◆ **Source data**

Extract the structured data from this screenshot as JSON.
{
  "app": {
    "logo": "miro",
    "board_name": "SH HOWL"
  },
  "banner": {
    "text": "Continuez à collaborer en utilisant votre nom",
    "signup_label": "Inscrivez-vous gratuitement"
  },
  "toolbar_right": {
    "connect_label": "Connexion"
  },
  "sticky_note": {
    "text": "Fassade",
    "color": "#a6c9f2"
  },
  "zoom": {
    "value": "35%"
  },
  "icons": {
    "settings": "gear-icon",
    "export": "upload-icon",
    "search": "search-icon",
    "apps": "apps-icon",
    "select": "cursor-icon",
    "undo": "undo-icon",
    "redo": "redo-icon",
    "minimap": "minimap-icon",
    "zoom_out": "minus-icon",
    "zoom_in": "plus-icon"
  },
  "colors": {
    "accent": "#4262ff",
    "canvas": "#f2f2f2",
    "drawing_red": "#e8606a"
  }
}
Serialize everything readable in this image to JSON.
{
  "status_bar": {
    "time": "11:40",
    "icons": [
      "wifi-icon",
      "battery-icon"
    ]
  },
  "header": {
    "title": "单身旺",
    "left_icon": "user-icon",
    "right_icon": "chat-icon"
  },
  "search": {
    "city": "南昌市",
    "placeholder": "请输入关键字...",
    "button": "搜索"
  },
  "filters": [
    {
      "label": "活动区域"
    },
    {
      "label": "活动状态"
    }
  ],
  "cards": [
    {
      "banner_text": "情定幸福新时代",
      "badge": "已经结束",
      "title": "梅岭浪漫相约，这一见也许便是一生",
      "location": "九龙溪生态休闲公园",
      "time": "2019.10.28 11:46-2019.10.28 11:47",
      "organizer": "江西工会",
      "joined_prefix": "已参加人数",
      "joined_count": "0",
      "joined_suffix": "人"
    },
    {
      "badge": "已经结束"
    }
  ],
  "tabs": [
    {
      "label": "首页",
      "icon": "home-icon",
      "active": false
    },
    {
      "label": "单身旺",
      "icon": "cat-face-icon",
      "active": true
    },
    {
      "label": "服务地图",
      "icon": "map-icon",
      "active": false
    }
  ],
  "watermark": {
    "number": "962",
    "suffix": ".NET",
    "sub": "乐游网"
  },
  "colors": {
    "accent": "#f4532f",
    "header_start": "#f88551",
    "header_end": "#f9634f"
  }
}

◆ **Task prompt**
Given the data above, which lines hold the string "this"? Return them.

◆ **Your response**
Extract the structured data from this screenshot as JSON.
Serialize everything readable in this image to JSON.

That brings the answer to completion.